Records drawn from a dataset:
******

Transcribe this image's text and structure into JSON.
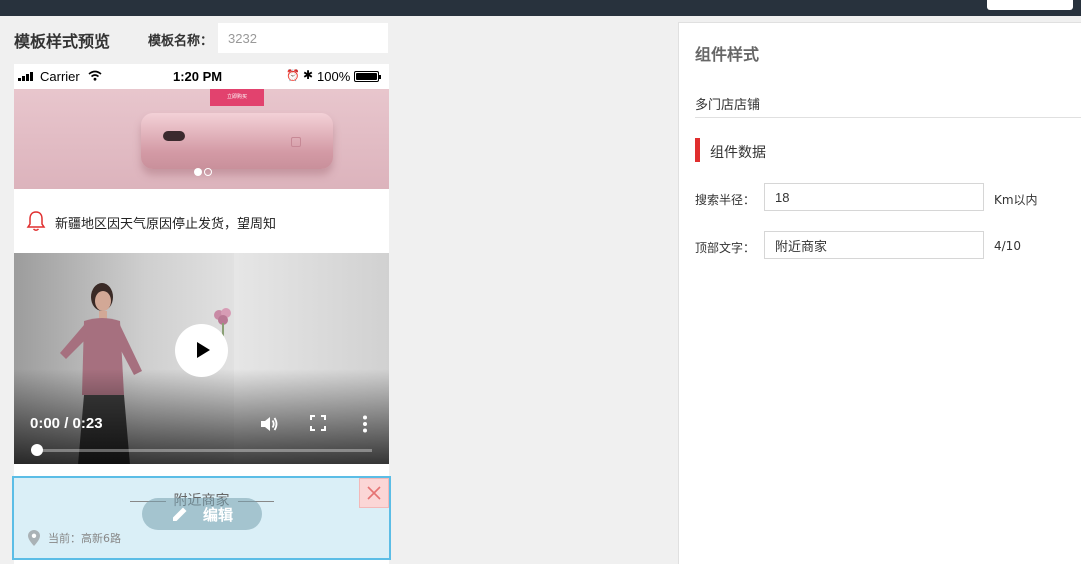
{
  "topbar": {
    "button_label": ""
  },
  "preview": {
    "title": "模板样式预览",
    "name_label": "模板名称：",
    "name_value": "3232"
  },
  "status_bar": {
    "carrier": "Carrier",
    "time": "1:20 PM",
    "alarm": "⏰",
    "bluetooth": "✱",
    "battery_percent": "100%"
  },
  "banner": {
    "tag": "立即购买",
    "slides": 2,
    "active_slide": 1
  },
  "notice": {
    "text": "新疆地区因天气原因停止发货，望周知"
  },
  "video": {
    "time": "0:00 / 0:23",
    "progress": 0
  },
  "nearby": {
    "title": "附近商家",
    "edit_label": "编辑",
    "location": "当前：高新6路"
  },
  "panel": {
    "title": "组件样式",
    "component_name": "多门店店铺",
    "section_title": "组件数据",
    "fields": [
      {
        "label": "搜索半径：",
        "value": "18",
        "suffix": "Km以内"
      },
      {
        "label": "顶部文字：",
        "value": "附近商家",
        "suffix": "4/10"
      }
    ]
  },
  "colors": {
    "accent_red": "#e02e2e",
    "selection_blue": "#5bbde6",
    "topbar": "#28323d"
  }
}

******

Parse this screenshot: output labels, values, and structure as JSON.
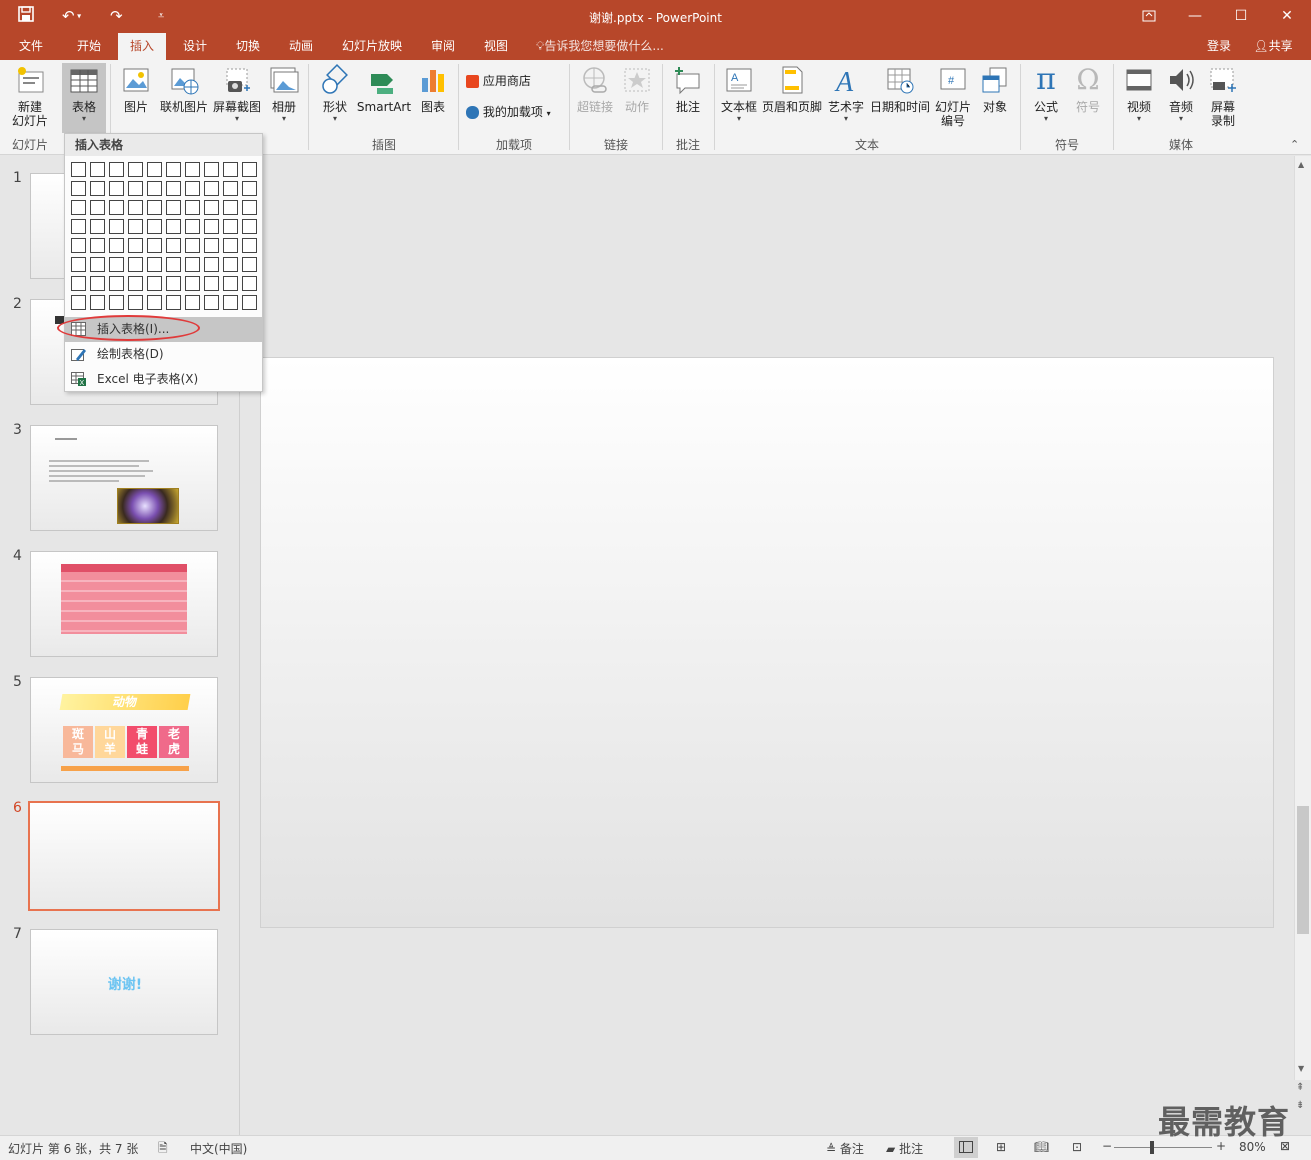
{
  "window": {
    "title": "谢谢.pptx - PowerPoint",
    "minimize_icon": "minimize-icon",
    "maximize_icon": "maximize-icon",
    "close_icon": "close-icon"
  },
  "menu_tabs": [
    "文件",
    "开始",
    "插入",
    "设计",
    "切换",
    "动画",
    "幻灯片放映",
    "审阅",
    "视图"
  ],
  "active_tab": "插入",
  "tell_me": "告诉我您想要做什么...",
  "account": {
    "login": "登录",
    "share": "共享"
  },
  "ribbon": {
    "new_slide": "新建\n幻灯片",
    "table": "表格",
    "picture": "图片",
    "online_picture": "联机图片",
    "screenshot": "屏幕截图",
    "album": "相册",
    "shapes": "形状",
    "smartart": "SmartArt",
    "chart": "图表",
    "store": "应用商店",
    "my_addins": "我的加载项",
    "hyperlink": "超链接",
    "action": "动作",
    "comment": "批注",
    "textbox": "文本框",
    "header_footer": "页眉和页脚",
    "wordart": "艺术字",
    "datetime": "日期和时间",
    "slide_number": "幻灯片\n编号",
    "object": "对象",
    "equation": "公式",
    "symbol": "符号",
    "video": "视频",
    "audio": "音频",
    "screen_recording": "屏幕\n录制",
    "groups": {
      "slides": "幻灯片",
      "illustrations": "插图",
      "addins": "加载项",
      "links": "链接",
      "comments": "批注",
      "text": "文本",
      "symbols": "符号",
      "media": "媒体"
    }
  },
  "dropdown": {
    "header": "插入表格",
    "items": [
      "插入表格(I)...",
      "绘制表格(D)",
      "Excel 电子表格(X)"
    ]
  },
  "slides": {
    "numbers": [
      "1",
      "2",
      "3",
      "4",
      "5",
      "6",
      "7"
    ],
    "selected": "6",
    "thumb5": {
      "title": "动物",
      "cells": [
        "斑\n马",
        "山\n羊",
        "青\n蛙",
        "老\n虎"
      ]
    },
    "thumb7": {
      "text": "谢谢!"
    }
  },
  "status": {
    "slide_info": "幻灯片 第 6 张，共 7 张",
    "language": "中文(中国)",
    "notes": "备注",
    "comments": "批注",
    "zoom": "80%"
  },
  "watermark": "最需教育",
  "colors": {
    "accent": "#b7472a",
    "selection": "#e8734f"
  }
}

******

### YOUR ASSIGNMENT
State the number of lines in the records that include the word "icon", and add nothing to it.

### ANSWER FOR THIS EXERCISE
3